Professor Robert Stewart says:

"We are putting this information in the public domain, as it describes a very early point in the first wave of the pandemic which presented substantial challenges to mental healthcare. We were pleased to be able to turn around the manuscript very rapidly at the time, although had less satisfactory experiences with conventional publication routes which have been influential in the alternative means of dissemination being trialled on this site."


Excess mortality in mental health service users during the COVID-19 pandemic described by ethnic group: South London and Maudsley data.

14 July 2020

AuthorsProfessor Robert StewartMatthew Broadbent and Jayati Das-Munshi

The COVID-19 pandemic has been accompanied by excess all-cause mortality at a national level. CRIS researchers previously described a 2.4-fold excess mortality in past and present SLaM service users during the period of the pandemic from 16 March to 15 May 2020 to that for the same period in 2019. In this pre-print our researchers compared mortality within specific ethnic groups.

When examined by recorded ethnicity, the ratio of total deaths between the two years was highest at 3.33 in Black African/Caribbean patients and those from other ethnic groups at 2.63, compared to 2.47 in White British patients.

Considering premature deaths (age at death below 70), 2020:2019 ratios were 3.07 for other ethnic groups and 2.74 for Black African/Caribbean patients compared to 1.96 for White British patients.

Professor Robert Stewart says

"Unfortunately these figures speak for themselves and show the sizeable inequalities in mortality that have been described at a national level. I could say that the results are unsurprising, but then perhaps the problem is that we’ve stopped feeling surprised. Clearly this is as much a challenge for SLaM as for everywhere else."

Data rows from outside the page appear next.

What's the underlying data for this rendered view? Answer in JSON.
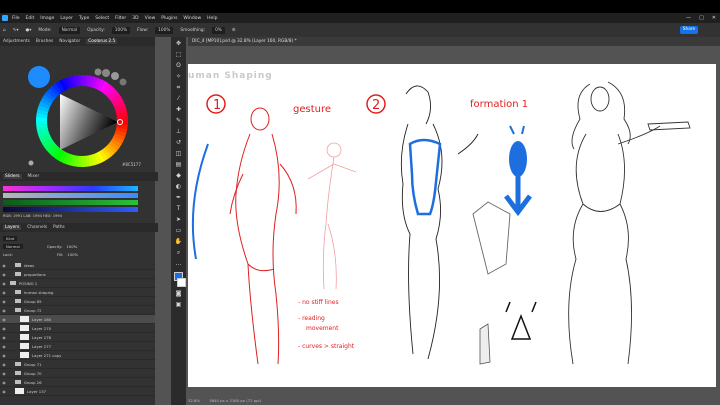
{
  "menu": [
    "File",
    "Edit",
    "Image",
    "Layer",
    "Type",
    "Select",
    "Filter",
    "3D",
    "View",
    "Plugins",
    "Window",
    "Help"
  ],
  "window_controls": [
    "—",
    "□",
    "✕"
  ],
  "options_bar": {
    "mode_label": "Mode:",
    "mode_value": "Normal",
    "opacity_label": "Opacity:",
    "opacity_value": "100%",
    "flow_label": "Flow:",
    "flow_value": "100%",
    "smoothing_label": "Smoothing:",
    "smoothing_value": "0%",
    "share": "Share"
  },
  "left_tabs": [
    "Adjustments",
    "Brushes",
    "Navigator",
    "Coolorus 2.5"
  ],
  "color_hex": "#8C5177",
  "color_readout": "RGB: 1991 LAB: 1994 HEX: 1994",
  "slider_tabs": [
    "Sliders",
    "Mixer"
  ],
  "layer_tabs": [
    "Layers",
    "Channels",
    "Paths"
  ],
  "layer_controls": {
    "kind": "Kind",
    "blend": "Normal",
    "opacity_label": "Opacity:",
    "opacity": "100%",
    "lock_label": "Lock:",
    "fill_label": "Fill:",
    "fill": "100%"
  },
  "layers": [
    {
      "name": "ideas",
      "type": "folder",
      "indent": 1
    },
    {
      "name": "proportions",
      "type": "folder",
      "indent": 1
    },
    {
      "name": "POSING 1",
      "type": "folder",
      "indent": 0
    },
    {
      "name": "human shaping",
      "type": "folder",
      "indent": 1
    },
    {
      "name": "Group 65",
      "type": "folder",
      "indent": 1
    },
    {
      "name": "Group 72",
      "type": "folder",
      "indent": 1
    },
    {
      "name": "Layer 160",
      "type": "layer",
      "indent": 2,
      "selected": true
    },
    {
      "name": "Layer 270",
      "type": "layer",
      "indent": 2
    },
    {
      "name": "Layer 278",
      "type": "layer",
      "indent": 2
    },
    {
      "name": "Layer 277",
      "type": "layer",
      "indent": 2
    },
    {
      "name": "Layer 271 copy",
      "type": "layer",
      "indent": 2
    },
    {
      "name": "Group 71",
      "type": "folder",
      "indent": 1
    },
    {
      "name": "Group 70",
      "type": "folder",
      "indent": 1
    },
    {
      "name": "Group 26",
      "type": "folder",
      "indent": 1
    },
    {
      "name": "Layer 137",
      "type": "layer",
      "indent": 1
    }
  ],
  "doc_tab": "DIC_4 [MP10].psd @ 32.8% (Layer 160, RGB/8) *",
  "canvas": {
    "heading": "uman Shaping",
    "num1": "1",
    "gesture": "gesture",
    "num2": "2",
    "formation": "formation 1",
    "note1": "- no stiff lines",
    "note2": "- reading",
    "note3": "movement",
    "note4": "- curves > straight"
  },
  "status": {
    "zoom": "32.8%",
    "doc_size": "3840 px x 2160 px (72 ppi)"
  },
  "colors": {
    "accent": "#1473e6",
    "red_ink": "#e02020",
    "blue_ink": "#1d6fe0"
  }
}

Using past and current data to estimate potential crisis service use in mental healthcare after the COVID-19 lockdown: South London and Maudsley NHS Trust data

30 June 2020

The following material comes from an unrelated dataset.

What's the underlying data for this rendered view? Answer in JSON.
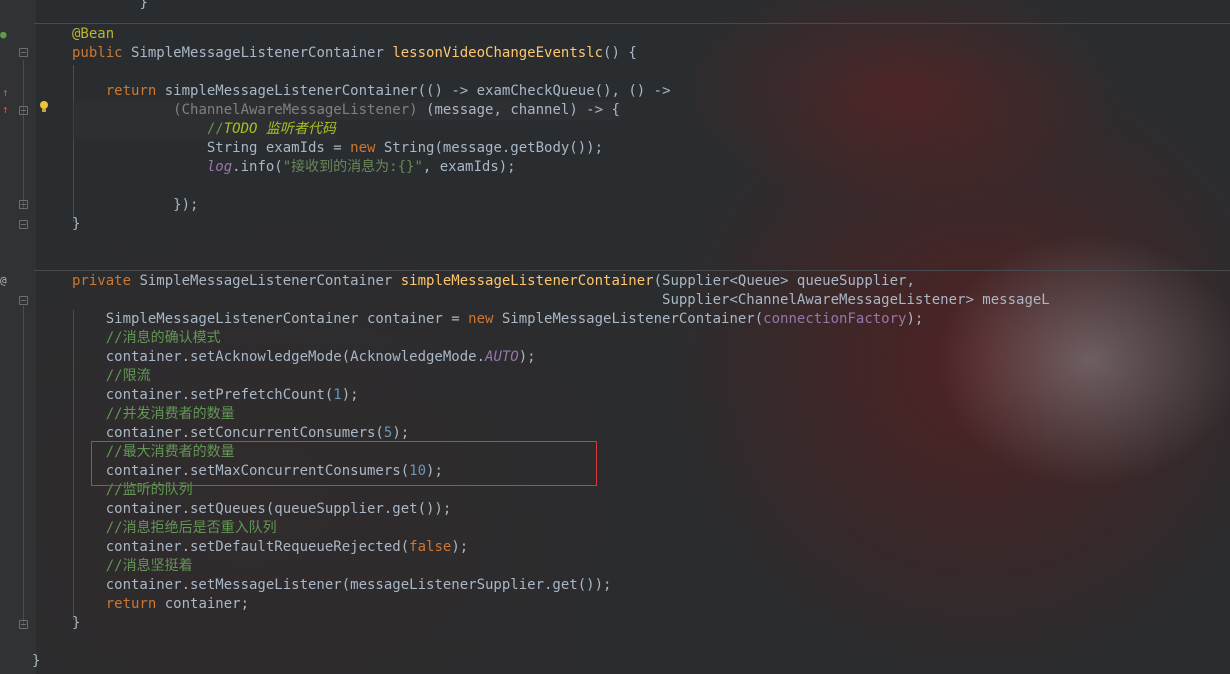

Authors: Professor Robert Stewart and Matthew Broadbent

The CRIS team have estimated service use by those most likely to receive crisis care in the 12 months following UK COVID-19 policy on 16 March 2020.

Comparing data from 16 March 2015-19 the CRIS team found that over 80% of crisis days at SLaM were accounted for by inpatient care, 75% were used by patients who were current or recent Trust patients at the start of follow-up, and highest numbers were used by patients with a previously recorded schizophreniform disorder diagnosis.

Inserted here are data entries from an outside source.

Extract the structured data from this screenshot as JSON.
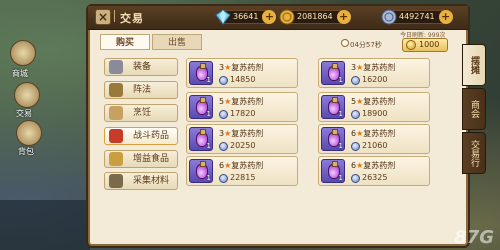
{
  "window": {
    "title": "交易",
    "close_icon": "×"
  },
  "currencies": [
    {
      "name": "diamond",
      "value": "36641",
      "color": "#7ad0f0"
    },
    {
      "name": "gold",
      "value": "2081864",
      "color": "#e8b040"
    },
    {
      "name": "silver",
      "value": "4492741",
      "color": "#a8b8d8"
    }
  ],
  "tabs": {
    "buy": "购买",
    "sell": "出售"
  },
  "refresh": {
    "timer": "04分57秒",
    "label": "今日刷新: 999次",
    "cost": "1000"
  },
  "categories": [
    {
      "label": "装备",
      "active": false,
      "icon_color": "#8a8a9a"
    },
    {
      "label": "阵法",
      "active": false,
      "icon_color": "#9a7a3a"
    },
    {
      "label": "烹饪",
      "active": false,
      "icon_color": "#c8a060"
    },
    {
      "label": "战斗药品",
      "active": true,
      "icon_color": "#c83a2a"
    },
    {
      "label": "增益食品",
      "active": false,
      "icon_color": "#c8a040"
    },
    {
      "label": "采集材料",
      "active": false,
      "icon_color": "#7a6a4a"
    }
  ],
  "items": [
    {
      "stars": "3",
      "name": "复苏药剂",
      "price": "14850",
      "count": "1"
    },
    {
      "stars": "3",
      "name": "复苏药剂",
      "price": "16200",
      "count": "1"
    },
    {
      "stars": "5",
      "name": "复苏药剂",
      "price": "17820",
      "count": "1"
    },
    {
      "stars": "5",
      "name": "复苏药剂",
      "price": "18900",
      "count": "1"
    },
    {
      "stars": "3",
      "name": "复苏药剂",
      "price": "20250",
      "count": "1"
    },
    {
      "stars": "6",
      "name": "复苏药剂",
      "price": "21060",
      "count": "1"
    },
    {
      "stars": "6",
      "name": "复苏药剂",
      "price": "22815",
      "count": "1"
    },
    {
      "stars": "6",
      "name": "复苏药剂",
      "price": "26325",
      "count": "1"
    }
  ],
  "side_tabs": [
    {
      "label": "摆摊",
      "active": true
    },
    {
      "label": "商会",
      "active": false
    },
    {
      "label": "交易行",
      "active": false
    }
  ],
  "hud": {
    "shop": "商城",
    "trade": "交易",
    "bag": "背包"
  },
  "watermark": "87G"
}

For current/recent patients on 16 March there had been substantial reductions in use of inpatient care in the following 31 days in 2020 but no significant change in total non-inpatient contact numbers.

Professor Robert Stewart says:

"The wealth of information in the health record is allowing us to learn from previous years what we might expect in the year ahead. Taking advantage on the 24-hour updates from CRIS, we are putting in place monitoring processes to warn us early if demand on particular services moves beyond that previous experienced."


Mental health service activity during COVID-19 lockdown: South London and Maudsley NHS Trust data on working age community and home treatment team services and mortality from February to mid-May 2020

16 June 2020

Authors: Professor Robert Stewart, Evangelia Martin and Matthew Broadbent

This paper describes daily caseloads and contact numbers (face-to-face and virtual) for home treatment teams (HTTs) and working age adult community mental health teams (CMHTs) from 1 February to 15 May 2020 at SLaM.

The CMHTs sector showed relatively stable caseloads and total contact numbers, but a substantial shift from face-to-face to virtual contacts, while HTTs showed the same changeover but reductions in caseloads and total contacts (although potentially an activity rise again during May).

The number of deaths for the two months between 16 March and 15 May were 2.4-fold higher in 2020 than 2019, with 958 excess deaths.

Professor Robert Stewart says:

“While it is reassuring to see that the mortality in SLaM service users has fallen back to 2019 levels, the number of deaths from March to May are still clearly concerning.

We believe that the excess mortality is higher than would be expected in the general population, reflecting the vulnerability of mental healthcare service users to this and potential future outbreaks."